Scan the material below for "Signal", then return each line that contains it.

::::

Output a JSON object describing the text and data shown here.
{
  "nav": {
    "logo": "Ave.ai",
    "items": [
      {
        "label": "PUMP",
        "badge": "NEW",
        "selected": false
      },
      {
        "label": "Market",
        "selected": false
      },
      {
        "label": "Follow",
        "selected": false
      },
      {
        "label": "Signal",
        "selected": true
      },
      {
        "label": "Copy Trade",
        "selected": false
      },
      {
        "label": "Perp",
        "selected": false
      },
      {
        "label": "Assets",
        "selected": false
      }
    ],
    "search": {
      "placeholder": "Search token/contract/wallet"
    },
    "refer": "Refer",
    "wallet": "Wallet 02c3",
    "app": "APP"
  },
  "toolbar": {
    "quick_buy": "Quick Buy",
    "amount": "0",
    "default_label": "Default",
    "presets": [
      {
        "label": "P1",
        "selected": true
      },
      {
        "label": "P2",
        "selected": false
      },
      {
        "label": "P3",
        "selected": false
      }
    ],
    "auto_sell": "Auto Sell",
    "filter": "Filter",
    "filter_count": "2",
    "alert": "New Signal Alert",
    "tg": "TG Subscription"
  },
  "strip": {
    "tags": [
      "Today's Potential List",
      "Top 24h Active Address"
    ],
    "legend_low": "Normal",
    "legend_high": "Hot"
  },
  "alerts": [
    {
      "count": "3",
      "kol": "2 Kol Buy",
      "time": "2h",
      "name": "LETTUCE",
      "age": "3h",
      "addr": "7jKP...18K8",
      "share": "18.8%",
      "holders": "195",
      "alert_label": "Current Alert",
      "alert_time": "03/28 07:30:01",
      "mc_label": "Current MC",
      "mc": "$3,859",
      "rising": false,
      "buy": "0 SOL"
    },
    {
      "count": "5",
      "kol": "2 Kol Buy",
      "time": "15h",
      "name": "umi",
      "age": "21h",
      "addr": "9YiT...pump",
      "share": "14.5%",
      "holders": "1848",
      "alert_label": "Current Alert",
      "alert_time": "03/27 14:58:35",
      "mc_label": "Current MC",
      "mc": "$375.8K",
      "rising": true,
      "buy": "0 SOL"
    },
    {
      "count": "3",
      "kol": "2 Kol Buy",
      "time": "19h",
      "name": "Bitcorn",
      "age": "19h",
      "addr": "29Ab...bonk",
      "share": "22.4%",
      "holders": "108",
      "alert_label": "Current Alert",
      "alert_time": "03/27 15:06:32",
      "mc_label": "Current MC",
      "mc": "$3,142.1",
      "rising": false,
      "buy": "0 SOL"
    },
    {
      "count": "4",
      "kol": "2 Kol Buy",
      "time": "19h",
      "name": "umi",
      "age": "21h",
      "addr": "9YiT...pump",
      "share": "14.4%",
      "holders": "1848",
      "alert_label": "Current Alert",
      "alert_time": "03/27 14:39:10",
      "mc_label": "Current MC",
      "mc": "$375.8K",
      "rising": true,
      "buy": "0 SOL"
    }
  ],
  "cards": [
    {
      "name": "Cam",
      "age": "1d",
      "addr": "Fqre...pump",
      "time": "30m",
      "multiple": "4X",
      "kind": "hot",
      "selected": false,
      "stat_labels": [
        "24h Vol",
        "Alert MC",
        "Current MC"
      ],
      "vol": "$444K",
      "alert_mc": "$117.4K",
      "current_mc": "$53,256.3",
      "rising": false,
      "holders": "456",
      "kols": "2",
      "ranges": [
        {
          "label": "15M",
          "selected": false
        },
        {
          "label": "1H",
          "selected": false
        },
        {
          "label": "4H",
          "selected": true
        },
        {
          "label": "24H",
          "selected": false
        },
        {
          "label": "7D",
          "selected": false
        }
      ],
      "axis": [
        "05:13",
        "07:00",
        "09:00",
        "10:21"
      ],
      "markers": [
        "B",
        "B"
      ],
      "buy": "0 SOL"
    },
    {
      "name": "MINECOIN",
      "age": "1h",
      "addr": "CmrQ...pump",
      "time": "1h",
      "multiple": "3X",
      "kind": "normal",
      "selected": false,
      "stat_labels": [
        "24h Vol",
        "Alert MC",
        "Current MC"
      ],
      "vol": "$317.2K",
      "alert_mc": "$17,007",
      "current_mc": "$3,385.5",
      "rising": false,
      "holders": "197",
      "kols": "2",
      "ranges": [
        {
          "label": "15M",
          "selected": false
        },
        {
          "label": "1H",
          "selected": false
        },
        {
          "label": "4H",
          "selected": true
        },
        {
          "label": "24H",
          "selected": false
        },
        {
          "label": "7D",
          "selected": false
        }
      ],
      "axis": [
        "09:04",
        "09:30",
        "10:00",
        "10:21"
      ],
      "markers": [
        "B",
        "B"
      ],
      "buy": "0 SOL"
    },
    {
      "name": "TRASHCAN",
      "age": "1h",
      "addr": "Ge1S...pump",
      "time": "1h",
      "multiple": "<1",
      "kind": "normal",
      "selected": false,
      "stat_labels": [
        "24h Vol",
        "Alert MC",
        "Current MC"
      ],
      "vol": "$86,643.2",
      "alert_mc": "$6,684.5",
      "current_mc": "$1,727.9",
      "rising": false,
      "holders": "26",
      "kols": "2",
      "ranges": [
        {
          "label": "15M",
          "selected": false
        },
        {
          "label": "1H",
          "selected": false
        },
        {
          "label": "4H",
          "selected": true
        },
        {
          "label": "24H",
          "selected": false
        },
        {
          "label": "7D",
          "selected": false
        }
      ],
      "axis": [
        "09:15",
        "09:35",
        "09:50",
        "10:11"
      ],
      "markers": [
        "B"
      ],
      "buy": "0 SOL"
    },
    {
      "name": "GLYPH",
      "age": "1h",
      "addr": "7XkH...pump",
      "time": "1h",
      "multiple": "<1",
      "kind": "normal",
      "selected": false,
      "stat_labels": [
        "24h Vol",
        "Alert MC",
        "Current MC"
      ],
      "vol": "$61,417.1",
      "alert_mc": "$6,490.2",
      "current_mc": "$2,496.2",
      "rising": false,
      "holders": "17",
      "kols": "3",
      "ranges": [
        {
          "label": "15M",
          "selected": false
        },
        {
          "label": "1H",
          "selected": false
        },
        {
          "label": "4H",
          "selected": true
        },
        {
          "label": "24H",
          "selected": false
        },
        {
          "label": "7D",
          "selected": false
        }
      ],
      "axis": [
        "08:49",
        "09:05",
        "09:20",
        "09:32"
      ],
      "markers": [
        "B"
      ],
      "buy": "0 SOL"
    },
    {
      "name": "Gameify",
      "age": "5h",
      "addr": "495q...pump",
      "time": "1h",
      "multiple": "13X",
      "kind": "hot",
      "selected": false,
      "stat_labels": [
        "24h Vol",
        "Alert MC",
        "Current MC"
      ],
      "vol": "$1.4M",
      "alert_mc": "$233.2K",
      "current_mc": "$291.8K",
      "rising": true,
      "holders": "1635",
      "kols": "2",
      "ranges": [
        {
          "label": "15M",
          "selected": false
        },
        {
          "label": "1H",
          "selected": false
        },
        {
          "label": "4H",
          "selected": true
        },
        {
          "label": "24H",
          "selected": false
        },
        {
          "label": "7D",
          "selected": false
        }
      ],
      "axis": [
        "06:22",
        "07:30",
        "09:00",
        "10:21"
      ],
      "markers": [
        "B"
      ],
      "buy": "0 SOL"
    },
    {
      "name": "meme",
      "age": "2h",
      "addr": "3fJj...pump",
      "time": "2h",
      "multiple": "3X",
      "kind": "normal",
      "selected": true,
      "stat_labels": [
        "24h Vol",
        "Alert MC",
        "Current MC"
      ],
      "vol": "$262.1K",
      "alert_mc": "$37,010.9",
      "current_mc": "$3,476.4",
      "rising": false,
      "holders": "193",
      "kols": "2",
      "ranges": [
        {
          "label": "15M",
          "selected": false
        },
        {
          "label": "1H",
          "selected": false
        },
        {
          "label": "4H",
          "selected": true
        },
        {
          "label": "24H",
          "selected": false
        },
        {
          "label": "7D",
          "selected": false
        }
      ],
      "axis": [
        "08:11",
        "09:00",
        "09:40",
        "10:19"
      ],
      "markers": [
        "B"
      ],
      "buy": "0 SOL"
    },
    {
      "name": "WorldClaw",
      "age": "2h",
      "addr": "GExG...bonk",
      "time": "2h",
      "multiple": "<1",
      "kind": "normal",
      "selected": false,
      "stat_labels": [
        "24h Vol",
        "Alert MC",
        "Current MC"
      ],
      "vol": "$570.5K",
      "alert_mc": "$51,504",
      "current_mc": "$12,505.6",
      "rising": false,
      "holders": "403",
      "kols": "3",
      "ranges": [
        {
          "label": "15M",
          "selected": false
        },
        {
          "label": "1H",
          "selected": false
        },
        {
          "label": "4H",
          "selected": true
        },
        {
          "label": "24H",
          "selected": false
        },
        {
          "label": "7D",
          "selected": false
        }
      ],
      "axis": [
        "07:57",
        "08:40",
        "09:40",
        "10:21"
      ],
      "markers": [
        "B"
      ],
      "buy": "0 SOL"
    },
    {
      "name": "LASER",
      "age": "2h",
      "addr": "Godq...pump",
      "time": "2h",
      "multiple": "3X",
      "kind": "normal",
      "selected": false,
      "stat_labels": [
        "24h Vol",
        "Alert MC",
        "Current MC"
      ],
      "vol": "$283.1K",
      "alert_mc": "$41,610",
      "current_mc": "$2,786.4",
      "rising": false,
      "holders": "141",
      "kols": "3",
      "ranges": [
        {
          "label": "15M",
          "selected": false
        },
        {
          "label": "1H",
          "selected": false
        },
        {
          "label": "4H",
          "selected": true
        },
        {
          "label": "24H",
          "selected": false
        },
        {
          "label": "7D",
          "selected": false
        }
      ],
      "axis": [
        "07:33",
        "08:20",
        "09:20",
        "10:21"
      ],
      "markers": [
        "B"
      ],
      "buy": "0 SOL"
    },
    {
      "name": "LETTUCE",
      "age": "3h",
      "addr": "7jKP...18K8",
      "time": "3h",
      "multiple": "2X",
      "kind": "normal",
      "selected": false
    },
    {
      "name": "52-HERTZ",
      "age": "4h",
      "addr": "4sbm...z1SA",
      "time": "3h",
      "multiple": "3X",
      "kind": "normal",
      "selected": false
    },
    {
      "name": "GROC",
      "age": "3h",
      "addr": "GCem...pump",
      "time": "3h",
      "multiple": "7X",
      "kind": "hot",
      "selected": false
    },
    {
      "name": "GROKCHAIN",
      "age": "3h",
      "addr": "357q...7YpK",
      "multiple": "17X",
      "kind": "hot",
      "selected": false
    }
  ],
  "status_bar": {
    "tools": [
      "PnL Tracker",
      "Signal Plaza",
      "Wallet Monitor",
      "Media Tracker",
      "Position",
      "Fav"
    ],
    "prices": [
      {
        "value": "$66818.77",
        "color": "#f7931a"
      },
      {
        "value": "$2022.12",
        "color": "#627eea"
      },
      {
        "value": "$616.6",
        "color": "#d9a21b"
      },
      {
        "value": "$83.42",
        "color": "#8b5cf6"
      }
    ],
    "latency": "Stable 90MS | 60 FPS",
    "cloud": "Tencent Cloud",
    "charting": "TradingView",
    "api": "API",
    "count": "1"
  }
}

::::

• _OUTPUT_:
        "label": "Signal",
    "alert": "New Signal Alert",
      "Signal Plaza",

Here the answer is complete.